Assignment: Copy every record exactly, with nothing left out.

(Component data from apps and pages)
════════
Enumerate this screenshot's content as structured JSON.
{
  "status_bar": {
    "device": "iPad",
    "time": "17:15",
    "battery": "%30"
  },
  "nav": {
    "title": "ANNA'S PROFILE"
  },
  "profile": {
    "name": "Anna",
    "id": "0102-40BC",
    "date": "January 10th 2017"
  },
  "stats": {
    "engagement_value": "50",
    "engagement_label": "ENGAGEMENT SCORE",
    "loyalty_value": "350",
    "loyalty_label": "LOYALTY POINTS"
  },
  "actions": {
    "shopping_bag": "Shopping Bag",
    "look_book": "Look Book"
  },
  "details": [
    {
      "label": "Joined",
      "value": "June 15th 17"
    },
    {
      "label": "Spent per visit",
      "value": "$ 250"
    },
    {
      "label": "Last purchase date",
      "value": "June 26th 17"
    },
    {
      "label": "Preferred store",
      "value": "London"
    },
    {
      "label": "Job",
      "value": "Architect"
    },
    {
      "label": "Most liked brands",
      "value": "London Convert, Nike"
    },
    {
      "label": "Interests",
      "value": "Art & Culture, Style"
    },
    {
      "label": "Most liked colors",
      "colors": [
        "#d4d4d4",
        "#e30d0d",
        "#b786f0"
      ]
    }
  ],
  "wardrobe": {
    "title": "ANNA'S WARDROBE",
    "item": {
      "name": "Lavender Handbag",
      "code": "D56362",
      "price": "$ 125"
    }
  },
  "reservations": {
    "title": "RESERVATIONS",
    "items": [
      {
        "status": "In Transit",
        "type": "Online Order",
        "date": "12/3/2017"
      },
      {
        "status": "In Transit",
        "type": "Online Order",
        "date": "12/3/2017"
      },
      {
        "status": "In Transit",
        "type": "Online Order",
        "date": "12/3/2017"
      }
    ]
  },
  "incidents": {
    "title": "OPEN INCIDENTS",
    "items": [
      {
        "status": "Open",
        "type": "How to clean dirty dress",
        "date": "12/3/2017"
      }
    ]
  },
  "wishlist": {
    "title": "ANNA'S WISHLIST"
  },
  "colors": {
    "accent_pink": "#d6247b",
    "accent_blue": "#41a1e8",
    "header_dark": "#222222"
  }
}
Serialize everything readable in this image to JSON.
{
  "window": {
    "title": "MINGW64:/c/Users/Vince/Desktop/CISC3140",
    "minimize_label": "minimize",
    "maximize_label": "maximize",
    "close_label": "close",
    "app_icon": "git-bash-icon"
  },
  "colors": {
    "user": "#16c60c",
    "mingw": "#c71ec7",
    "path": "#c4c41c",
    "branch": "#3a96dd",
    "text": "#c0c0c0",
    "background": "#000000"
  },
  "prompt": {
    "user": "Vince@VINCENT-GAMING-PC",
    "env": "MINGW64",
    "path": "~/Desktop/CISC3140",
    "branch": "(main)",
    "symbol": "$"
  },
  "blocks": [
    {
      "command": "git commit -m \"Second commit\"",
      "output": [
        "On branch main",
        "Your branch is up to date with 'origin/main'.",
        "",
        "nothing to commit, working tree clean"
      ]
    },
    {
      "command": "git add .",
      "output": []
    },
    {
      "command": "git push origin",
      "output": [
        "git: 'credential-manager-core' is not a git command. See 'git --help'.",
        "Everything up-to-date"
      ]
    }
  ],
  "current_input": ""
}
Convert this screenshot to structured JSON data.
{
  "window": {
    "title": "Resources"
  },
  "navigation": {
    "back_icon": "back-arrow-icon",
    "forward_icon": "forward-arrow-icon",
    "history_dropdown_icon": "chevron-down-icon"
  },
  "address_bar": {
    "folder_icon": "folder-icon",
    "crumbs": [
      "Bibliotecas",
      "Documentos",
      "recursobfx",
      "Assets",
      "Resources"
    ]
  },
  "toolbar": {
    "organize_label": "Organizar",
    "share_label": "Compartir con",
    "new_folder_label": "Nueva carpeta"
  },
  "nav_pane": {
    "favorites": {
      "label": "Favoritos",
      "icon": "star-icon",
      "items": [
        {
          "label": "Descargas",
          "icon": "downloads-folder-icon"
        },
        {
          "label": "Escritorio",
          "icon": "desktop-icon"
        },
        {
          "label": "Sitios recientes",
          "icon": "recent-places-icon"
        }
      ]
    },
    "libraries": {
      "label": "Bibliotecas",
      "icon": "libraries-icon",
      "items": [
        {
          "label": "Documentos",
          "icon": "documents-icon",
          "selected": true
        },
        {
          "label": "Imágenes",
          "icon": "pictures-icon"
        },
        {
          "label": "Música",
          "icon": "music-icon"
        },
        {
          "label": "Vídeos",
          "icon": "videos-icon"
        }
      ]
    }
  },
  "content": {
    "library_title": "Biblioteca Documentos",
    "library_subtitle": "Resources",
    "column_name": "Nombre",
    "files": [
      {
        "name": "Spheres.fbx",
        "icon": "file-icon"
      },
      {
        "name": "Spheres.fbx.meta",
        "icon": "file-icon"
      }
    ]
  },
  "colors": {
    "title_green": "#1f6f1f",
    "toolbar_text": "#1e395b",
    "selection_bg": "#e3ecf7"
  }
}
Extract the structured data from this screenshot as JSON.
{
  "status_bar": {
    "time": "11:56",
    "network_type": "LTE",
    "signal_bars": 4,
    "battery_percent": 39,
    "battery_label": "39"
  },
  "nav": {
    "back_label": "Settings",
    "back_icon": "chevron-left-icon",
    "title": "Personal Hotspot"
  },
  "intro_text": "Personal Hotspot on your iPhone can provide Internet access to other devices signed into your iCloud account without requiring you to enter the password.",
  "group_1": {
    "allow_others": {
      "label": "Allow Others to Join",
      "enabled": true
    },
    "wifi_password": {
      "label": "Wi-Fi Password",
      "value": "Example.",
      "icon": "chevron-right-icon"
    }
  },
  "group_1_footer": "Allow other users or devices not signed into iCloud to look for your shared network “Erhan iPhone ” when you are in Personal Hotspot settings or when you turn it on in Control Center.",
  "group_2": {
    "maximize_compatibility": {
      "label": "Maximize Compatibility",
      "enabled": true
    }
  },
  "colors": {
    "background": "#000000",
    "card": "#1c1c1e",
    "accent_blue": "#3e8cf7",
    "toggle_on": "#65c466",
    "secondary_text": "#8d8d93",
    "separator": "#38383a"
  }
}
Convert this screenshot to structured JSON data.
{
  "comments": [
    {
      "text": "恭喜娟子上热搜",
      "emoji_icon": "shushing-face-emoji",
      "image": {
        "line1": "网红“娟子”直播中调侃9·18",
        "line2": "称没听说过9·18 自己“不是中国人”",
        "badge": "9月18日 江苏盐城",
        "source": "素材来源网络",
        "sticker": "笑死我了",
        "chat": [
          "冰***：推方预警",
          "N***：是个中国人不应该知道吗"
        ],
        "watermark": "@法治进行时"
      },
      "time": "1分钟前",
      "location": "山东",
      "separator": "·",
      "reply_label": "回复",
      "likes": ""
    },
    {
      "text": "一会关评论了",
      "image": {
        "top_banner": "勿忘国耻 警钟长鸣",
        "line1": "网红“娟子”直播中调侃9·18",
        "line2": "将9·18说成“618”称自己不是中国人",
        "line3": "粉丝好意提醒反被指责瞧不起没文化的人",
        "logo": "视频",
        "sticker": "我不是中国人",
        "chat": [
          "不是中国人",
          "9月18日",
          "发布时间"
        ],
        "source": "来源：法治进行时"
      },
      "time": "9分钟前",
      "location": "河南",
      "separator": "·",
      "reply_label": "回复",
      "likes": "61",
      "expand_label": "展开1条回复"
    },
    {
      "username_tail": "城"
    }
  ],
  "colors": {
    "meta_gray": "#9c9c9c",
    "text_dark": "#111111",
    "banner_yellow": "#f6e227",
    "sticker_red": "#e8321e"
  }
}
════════
Answer for this exercise:
Enumerate this screenshot's content as structured JSON.
{
  "status_bar": {
    "device": "iPad",
    "time": "17:15",
    "battery": "%30"
  },
  "nav": {
    "title": "ANNA'S PROFILE"
  },
  "profile": {
    "name": "Anna",
    "id": "0102-40BC",
    "date": "January 10th 2017"
  },
  "stats": {
    "engagement_value": "50",
    "engagement_label": "ENGAGEMENT SCORE",
    "loyalty_value": "350",
    "loyalty_label": "LOYALTY POINTS"
  },
  "actions": {
    "shopping_bag": "Shopping Bag",
    "look_book": "Look Book"
  },
  "details": [
    {
      "label": "Joined",
      "value": "June 15th 17"
    },
    {
      "label": "Spent per visit",
      "value": "$ 250"
    },
    {
      "label": "Last purchase date",
      "value": "June 26th 17"
    },
    {
      "label": "Preferred store",
      "value": "London"
    },
    {
      "label": "Job",
      "value": "Architect"
    },
    {
      "label": "Most liked brands",
      "value": "London Convert, Nike"
    },
    {
      "label": "Interests",
      "value": "Art & Culture, Style"
    },
    {
      "label": "Most liked colors",
      "colors": [
        "#d4d4d4",
        "#e30d0d",
        "#b786f0"
      ]
    }
  ],
  "wardrobe": {
    "title": "ANNA'S WARDROBE",
    "item": {
      "name": "Lavender Handbag",
      "code": "D56362",
      "price": "$ 125"
    }
  },
  "reservations": {
    "title": "RESERVATIONS",
    "items": [
      {
        "status": "In Transit",
        "type": "Online Order",
        "date": "12/3/2017"
      },
      {
        "status": "In Transit",
        "type": "Online Order",
        "date": "12/3/2017"
      },
      {
        "status": "In Transit",
        "type": "Online Order",
        "date": "12/3/2017"
      }
    ]
  },
  "incidents": {
    "title": "OPEN INCIDENTS",
    "items": [
      {
        "status": "Open",
        "type": "How to clean dirty dress",
        "date": "12/3/2017"
      }
    ]
  },
  "wishlist": {
    "title": "ANNA'S WISHLIST"
  },
  "colors": {
    "accent_pink": "#d6247b",
    "accent_blue": "#41a1e8",
    "header_dark": "#222222"
  }
}
Serialize everything readable in this image to JSON.
{
  "window": {
    "title": "MINGW64:/c/Users/Vince/Desktop/CISC3140",
    "minimize_label": "minimize",
    "maximize_label": "maximize",
    "close_label": "close",
    "app_icon": "git-bash-icon"
  },
  "colors": {
    "user": "#16c60c",
    "mingw": "#c71ec7",
    "path": "#c4c41c",
    "branch": "#3a96dd",
    "text": "#c0c0c0",
    "background": "#000000"
  },
  "prompt": {
    "user": "Vince@VINCENT-GAMING-PC",
    "env": "MINGW64",
    "path": "~/Desktop/CISC3140",
    "branch": "(main)",
    "symbol": "$"
  },
  "blocks": [
    {
      "command": "git commit -m \"Second commit\"",
      "output": [
        "On branch main",
        "Your branch is up to date with 'origin/main'.",
        "",
        "nothing to commit, working tree clean"
      ]
    },
    {
      "command": "git add .",
      "output": []
    },
    {
      "command": "git push origin",
      "output": [
        "git: 'credential-manager-core' is not a git command. See 'git --help'.",
        "Everything up-to-date"
      ]
    }
  ],
  "current_input": ""
}
Convert this screenshot to structured JSON data.
{
  "window": {
    "title": "Resources"
  },
  "navigation": {
    "back_icon": "back-arrow-icon",
    "forward_icon": "forward-arrow-icon",
    "history_dropdown_icon": "chevron-down-icon"
  },
  "address_bar": {
    "folder_icon": "folder-icon",
    "crumbs": [
      "Bibliotecas",
      "Documentos",
      "recursobfx",
      "Assets",
      "Resources"
    ]
  },
  "toolbar": {
    "organize_label": "Organizar",
    "share_label": "Compartir con",
    "new_folder_label": "Nueva carpeta"
  },
  "nav_pane": {
    "favorites": {
      "label": "Favoritos",
      "icon": "star-icon",
      "items": [
        {
          "label": "Descargas",
          "icon": "downloads-folder-icon"
        },
        {
          "label": "Escritorio",
          "icon": "desktop-icon"
        },
        {
          "label": "Sitios recientes",
          "icon": "recent-places-icon"
        }
      ]
    },
    "libraries": {
      "label": "Bibliotecas",
      "icon": "libraries-icon",
      "items": [
        {
          "label": "Documentos",
          "icon": "documents-icon",
          "selected": true
        },
        {
          "label": "Imágenes",
          "icon": "pictures-icon"
        },
        {
          "label": "Música",
          "icon": "music-icon"
        },
        {
          "label": "Vídeos",
          "icon": "videos-icon"
        }
      ]
    }
  },
  "content": {
    "library_title": "Biblioteca Documentos",
    "library_subtitle": "Resources",
    "column_name": "Nombre",
    "files": [
      {
        "name": "Spheres.fbx",
        "icon": "file-icon"
      },
      {
        "name": "Spheres.fbx.meta",
        "icon": "file-icon"
      }
    ]
  },
  "colors": {
    "title_green": "#1f6f1f",
    "toolbar_text": "#1e395b",
    "selection_bg": "#e3ecf7"
  }
}
Extract the structured data from this screenshot as JSON.
{
  "status_bar": {
    "time": "11:56",
    "network_type": "LTE",
    "signal_bars": 4,
    "battery_percent": 39,
    "battery_label": "39"
  },
  "nav": {
    "back_label": "Settings",
    "back_icon": "chevron-left-icon",
    "title": "Personal Hotspot"
  },
  "intro_text": "Personal Hotspot on your iPhone can provide Internet access to other devices signed into your iCloud account without requiring you to enter the password.",
  "group_1": {
    "allow_others": {
      "label": "Allow Others to Join",
      "enabled": true
    },
    "wifi_password": {
      "label": "Wi-Fi Password",
      "value": "Example.",
      "icon": "chevron-right-icon"
    }
  },
  "group_1_footer": "Allow other users or devices not signed into iCloud to look for your shared network “Erhan iPhone ” when you are in Personal Hotspot settings or when you turn it on in Control Center.",
  "group_2": {
    "maximize_compatibility": {
      "label": "Maximize Compatibility",
      "enabled": true
    }
  },
  "colors": {
    "background": "#000000",
    "card": "#1c1c1e",
    "accent_blue": "#3e8cf7",
    "toggle_on": "#65c466",
    "secondary_text": "#8d8d93",
    "separator": "#38383a"
  }
}
Convert this screenshot to structured JSON data.
{
  "comments": [
    {
      "text": "恭喜娟子上热搜",
      "emoji_icon": "shushing-face-emoji",
      "image": {
        "line1": "网红“娟子”直播中调侃9·18",
        "line2": "称没听说过9·18 自己“不是中国人”",
        "badge": "9月18日 江苏盐城",
        "source": "素材来源网络",
        "sticker": "笑死我了",
        "chat": [
          "冰***：推方预警",
          "N***：是个中国人不应该知道吗"
        ],
        "watermark": "@法治进行时"
      },
      "time": "1分钟前",
      "location": "山东",
      "separator": "·",
      "reply_label": "回复",
      "likes": ""
    },
    {
      "text": "一会关评论了",
      "image": {
        "top_banner": "勿忘国耻 警钟长鸣",
        "line1": "网红“娟子”直播中调侃9·18",
        "line2": "将9·18说成“618”称自己不是中国人",
        "line3": "粉丝好意提醒反被指责瞧不起没文化的人",
        "logo": "视频",
        "sticker": "我不是中国人",
        "chat": [
          "不是中国人",
          "9月18日",
          "发布时间"
        ],
        "source": "来源：法治进行时"
      },
      "time": "9分钟前",
      "location": "河南",
      "separator": "·",
      "reply_label": "回复",
      "likes": "61",
      "expand_label": "展开1条回复"
    },
    {
      "username_tail": "城"
    }
  ],
  "colors": {
    "meta_gray": "#9c9c9c",
    "text_dark": "#111111",
    "banner_yellow": "#f6e227",
    "sticker_red": "#e8321e"
  }
}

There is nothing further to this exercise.